I might love movies to an unhealthy degree. So I resist the thinking that there’s some simple screenplay formula—that certain plot events must happen on a certain page to be considered correct and certain characters absolutely must act certain ways because “that’s how you’re supposed to structure movies.” Simple formulas lead to generic, formulaic screenplays. I focus on breaking past formulas and seeing the many ways that filmmakers can tell stories effectively—across all types of film and television. We watch wonderful movies from all eras. They represent different genres, styles, perspectives and sensibilities. Then we pull them apart to see how those filmmakers accomplished what they did—what narrative structures and devices they employed to make the audience care. My hope is that students will learn how to apply the specific cinematic tools we discuss to engage audiences, sustain their interest over time and tell cinematic stories more effectively. I’m thrilled to be partnering with the Moxie to screen excellent movies in the process.

Among the films in the lineup, which one are you particularly eager for students/community to experience on the big screen through the lens of cinematic storytelling?

I’m the kind of guy who loves both Fellini and Spider-Man, so I’m as excited for folks to experience the dark, mind-bending labyrinth that is Mulholland Drive as I am for them to watch Russell Crowe fight a tiger in Gladiator. But if I have to pick one movie that really is for everyone, it’s The Big Chill. Witty, charming, insightful‚ it makes you want to catch up with old friends.

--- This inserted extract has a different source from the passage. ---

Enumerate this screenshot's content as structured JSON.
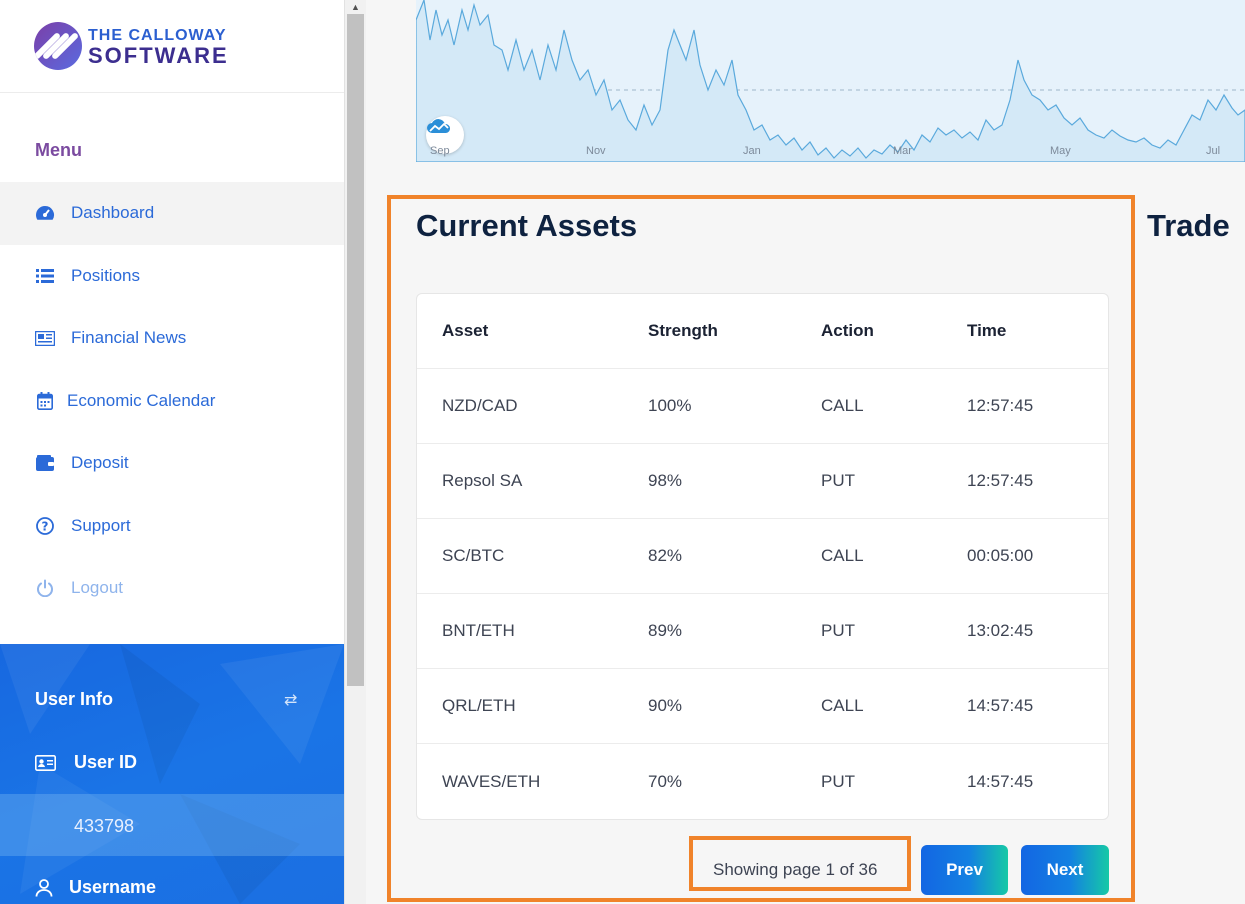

What are some other films the audience should seek out with cinematic storytelling in mind?

Too many to list! If you love a film, it’s undoubtedly doing something right and you can pull it apart and learn how it works. I’d suggest people seek out as many well-made movies by as many different filmmakers as they can. If you want a curated list, the Moxie’s Essentials series is a great place to start.

Do you have a standout Moxie memory or favorite screening experience?

All of my Moxie experiences have been great. If I had to pick one, I’d say it was a few years back at a Moxie Mornings screening of Duck Soup. At the time, my son was maybe four years old and getting him to sit still for any black-and-white movie seemed like a heavy lift. But I wanted to see Duck Soup on the big screen, so I trusted there was method to Mike’s programming madness of screening Marx Brothers for kids. My son kept stony-faced silence through some of Groucho’s early one-liners and Chico’s first song, but couldn’t help but laugh when Harpo started his slapstick. By the end, he was falling out of his seat laughing at the pure anarchy unfolding on screen. On the ride home, he declared it was the best movie he’d ever seen. Well played, Moxie Cinema; well played.